I originally got caught up in this topic of replaceable humans when reporter Laura Walter was telling me about a meeting of the Delaware Advisory Council on Connected and Autonomous Vehicles last week in Dover. In a nutshell, an Uber representative was discussing how driverless vehicles will be an option for people ordering Uber’s taxi-like services on their mobile app.

This is interesting technology, to say the least. We’ve seen Google flirt with these vehicles in building their comprehensive database of roads, Amazon discuss delivery vehicles without drivers and numerous other companies dip their toes into the possibilities.

There could be wide-ranging benefits, from driverless trucks that could ping-pong cross-country and back, only stopping for fuel, to cars driving home inebriated owners to opening up more parking spaces as cars drive home between taking owners where they need to go. And, of course, it could mean the end of paying jobs for people who drive taxis or trucks.
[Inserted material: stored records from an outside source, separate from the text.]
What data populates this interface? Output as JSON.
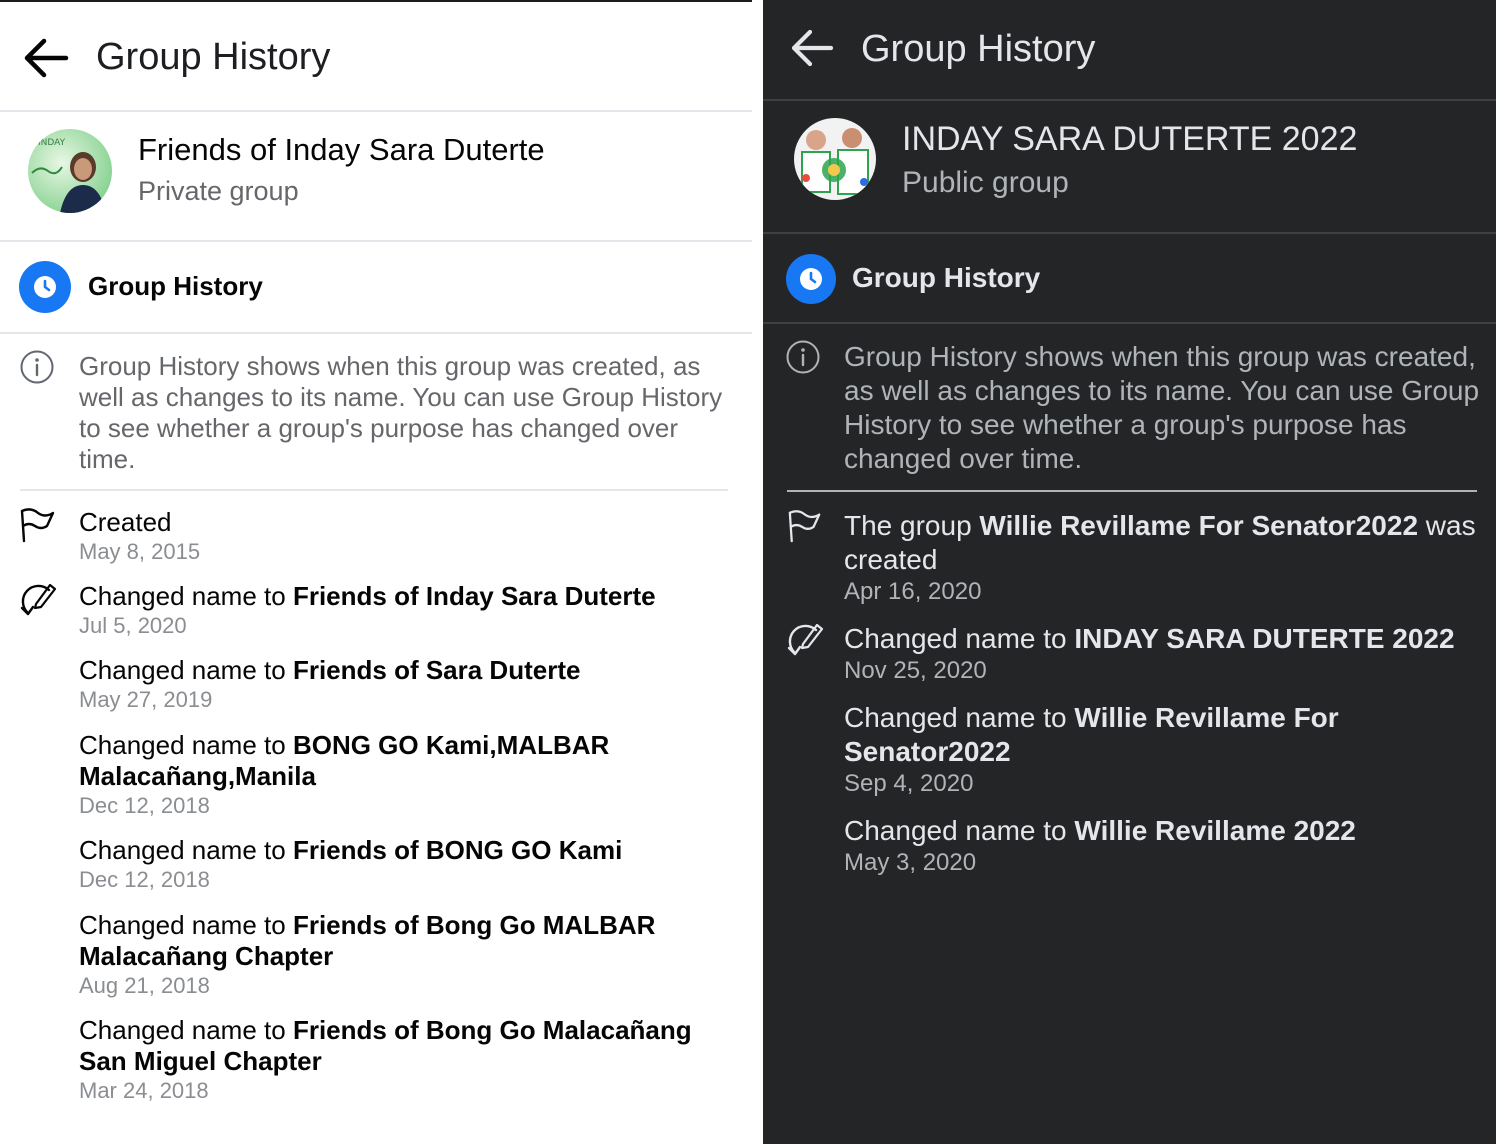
{
  "light": {
    "header_title": "Group History",
    "group": {
      "name": "Friends of Inday Sara Duterte",
      "type": "Private group",
      "avatar_text": "INDAY"
    },
    "section_title": "Group History",
    "info": "Group History shows when this group was created, as well as changes to its name. You can use Group History to see whether a group's purpose has changed over time.",
    "created": {
      "label": "Created",
      "date": "May 8, 2015"
    },
    "changes": [
      {
        "prefix": "Changed name to ",
        "name": "Friends of Inday Sara Duterte",
        "date": "Jul 5, 2020"
      },
      {
        "prefix": "Changed name to ",
        "name": "Friends of Sara Duterte",
        "date": "May 27, 2019"
      },
      {
        "prefix": "Changed name to ",
        "name": "BONG GO Kami,MALBAR Malacañang,Manila",
        "date": "Dec 12, 2018"
      },
      {
        "prefix": "Changed name to ",
        "name": "Friends of BONG GO Kami",
        "date": "Dec 12, 2018"
      },
      {
        "prefix": "Changed name to ",
        "name": "Friends of Bong Go MALBAR Malacañang Chapter",
        "date": "Aug 21, 2018"
      },
      {
        "prefix": "Changed name to ",
        "name": "Friends of Bong Go Malacañang San Miguel Chapter",
        "date": "Mar 24, 2018"
      }
    ]
  },
  "dark": {
    "header_title": "Group History",
    "group": {
      "name": "INDAY SARA DUTERTE 2022",
      "type": "Public group"
    },
    "section_title": "Group History",
    "info": "Group History shows when this group was created, as well as changes to its name. You can use Group History to see whether a group's purpose has changed over time.",
    "created": {
      "prefix": "The group ",
      "name": "Willie Revillame For Senator2022",
      "suffix": " was created",
      "date": "Apr 16, 2020"
    },
    "changes": [
      {
        "prefix": "Changed name to ",
        "name": "INDAY SARA DUTERTE 2022",
        "date": "Nov 25, 2020"
      },
      {
        "prefix": "Changed name to ",
        "name": "Willie Revillame For Senator2022",
        "date": "Sep 4, 2020"
      },
      {
        "prefix": "Changed name to ",
        "name": "Willie Revillame 2022",
        "date": "May 3, 2020"
      }
    ]
  },
  "colors": {
    "accent": "#1877f2",
    "dark_bg": "#242526",
    "light_bg": "#ffffff"
  },
  "icons": [
    "back-arrow-icon",
    "clock-icon",
    "info-icon",
    "flag-icon",
    "edit-name-icon"
  ]
}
And this is what I fear the most.

I’m a capitalist, and a small-business owner. Though this is a dramatic oversimplification, I understand that there are two fundamental driving forces in any business — money coming in, and money going out. A business always wants to increase the money coming in, and decrease or limit the amount of money going out.
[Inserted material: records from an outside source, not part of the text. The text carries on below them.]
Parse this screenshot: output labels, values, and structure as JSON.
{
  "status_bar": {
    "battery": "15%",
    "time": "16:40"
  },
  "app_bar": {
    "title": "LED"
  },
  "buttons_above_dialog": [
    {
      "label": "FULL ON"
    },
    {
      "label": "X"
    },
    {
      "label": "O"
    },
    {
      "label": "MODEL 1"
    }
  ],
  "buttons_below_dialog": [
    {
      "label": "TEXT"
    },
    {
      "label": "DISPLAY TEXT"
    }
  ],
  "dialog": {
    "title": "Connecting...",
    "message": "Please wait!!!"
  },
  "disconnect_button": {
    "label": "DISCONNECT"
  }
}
For a company like Uber, fully-automated vehicles means that they can have the same or more revenue as before, but no longer have to pay drivers a percentage. That is a basic win-win for the company, right?

On the flip side, that is a loss of jobs for people. It equates to people not being able to pay their mortgages, utilize health insurance, feed their kids or funnel expendable income back into the economy through restaurants and shops. It could ultimately lead to people going to the government for assistance, which impacts government spending.
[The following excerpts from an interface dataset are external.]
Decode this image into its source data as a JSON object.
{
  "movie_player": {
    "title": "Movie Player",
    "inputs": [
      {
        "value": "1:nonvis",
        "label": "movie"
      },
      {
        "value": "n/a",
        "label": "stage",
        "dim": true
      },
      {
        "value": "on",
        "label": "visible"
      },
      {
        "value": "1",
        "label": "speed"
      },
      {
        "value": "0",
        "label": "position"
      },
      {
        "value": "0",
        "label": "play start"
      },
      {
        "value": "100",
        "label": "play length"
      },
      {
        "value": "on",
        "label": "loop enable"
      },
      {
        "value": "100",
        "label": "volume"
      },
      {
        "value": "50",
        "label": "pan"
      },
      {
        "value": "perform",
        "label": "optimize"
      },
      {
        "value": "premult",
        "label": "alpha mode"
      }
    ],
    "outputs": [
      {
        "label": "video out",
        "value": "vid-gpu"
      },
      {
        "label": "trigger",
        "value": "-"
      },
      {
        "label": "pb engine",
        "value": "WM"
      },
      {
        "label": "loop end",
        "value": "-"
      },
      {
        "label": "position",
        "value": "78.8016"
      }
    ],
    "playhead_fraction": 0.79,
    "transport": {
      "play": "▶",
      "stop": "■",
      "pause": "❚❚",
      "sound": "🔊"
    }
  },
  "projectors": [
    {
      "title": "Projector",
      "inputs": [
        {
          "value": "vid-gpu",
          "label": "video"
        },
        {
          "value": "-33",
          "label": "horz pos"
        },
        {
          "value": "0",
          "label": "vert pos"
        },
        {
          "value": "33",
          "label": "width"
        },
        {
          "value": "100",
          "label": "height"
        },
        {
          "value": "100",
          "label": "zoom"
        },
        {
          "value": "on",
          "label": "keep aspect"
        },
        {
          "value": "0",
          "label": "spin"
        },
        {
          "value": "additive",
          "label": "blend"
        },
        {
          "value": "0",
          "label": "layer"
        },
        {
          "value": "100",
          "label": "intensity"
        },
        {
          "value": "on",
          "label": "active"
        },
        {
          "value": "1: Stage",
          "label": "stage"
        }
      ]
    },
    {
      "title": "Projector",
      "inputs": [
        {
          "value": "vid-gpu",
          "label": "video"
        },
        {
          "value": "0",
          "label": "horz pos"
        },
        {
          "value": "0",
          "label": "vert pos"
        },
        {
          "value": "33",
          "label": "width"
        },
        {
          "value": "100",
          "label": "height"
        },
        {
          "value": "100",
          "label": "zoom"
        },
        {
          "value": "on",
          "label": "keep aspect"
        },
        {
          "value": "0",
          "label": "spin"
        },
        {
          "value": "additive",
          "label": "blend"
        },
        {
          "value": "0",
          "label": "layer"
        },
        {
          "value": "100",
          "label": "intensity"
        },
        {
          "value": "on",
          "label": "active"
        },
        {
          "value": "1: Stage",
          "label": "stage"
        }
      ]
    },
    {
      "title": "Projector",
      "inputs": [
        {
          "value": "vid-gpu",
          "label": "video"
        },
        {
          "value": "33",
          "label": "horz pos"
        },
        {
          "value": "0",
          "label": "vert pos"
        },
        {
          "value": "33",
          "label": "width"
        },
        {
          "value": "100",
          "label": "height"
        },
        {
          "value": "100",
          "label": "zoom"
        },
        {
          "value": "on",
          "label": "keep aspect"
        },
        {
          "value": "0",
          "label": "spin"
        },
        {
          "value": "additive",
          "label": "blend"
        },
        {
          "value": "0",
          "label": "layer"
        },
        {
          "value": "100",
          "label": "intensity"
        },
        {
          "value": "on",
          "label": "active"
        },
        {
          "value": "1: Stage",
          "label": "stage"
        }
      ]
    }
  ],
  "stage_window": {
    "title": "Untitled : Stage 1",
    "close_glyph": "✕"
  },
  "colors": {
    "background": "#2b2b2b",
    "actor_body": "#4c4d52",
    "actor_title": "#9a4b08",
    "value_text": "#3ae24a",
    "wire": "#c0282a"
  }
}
It’s a tricky situation, to be sure.

Do businesses have an obligation to hire as many people as possible, or to be as profitable as they can manage? Should private businesses be held accountable for any impact on public life if they let people go to save on expenses? Those are questions for the philosophers, I’m afraid. I’m simply here to pose them.

This is not all about Uber, or autonomous vehicles. We’ve seen factories replace workers with robotics on assembly lines, self-checkout lines and fewer baggers at grocery stores, ATMs and direct-deposit banking, and restaurants where you place your order on a screen at your table, lessening how many servers need to be on the floor at any given time.

“Software substitution, whether it’s for drivers or waiters or nurses... it’s progressing,” said Bill Gates, former CEO of Microsoft and all-around rich dude, at an economic think tank in March 2014, as quoted by Business Insider. “Technology over time will reduce demand for jobs, particularly at the lower end of skill set. ... Twenty years from now, labor demand for lots of skill sets will be substantially lower. I don’t think people have that in their mental model.”

That was nearly four years ago, and things have only escalated. Amazon opened Amazon Go at their headquarters in Seattle recently, and the store has no checkout clerks or checkout stands. Shoppers use a smartphone app, while cameras and algorithms figure out what they’re buying and bill their Amazon account accordingly. Other businesses will be watching Amazon Go intently, deciding if it’s reasonable technology for them to chase.

A study by the research firm PwC last spring estimated that 38 percent of U.S. jobs could be lost to automation in the next 15 years, according to a story on recode.net. “The U.S. has a higher percentage of jobs under threat by automation because more workers in the U.S. are employed in positions that require routinized tasks, like filling out paperwork,” according to the article.

Going more toward automation is a responsible and wise decision by companies in terms of maximizing profits and satisfying shareholders, and it will only continue to grow with technology. But there are bound to be bumps and bruises with human employment as this advances.

Now we need people much smarter than myself to come up with a course of action for future generations of American workers, or different troubles could be in the cards.

You know, like typing monkeys. Those guys are real trouble.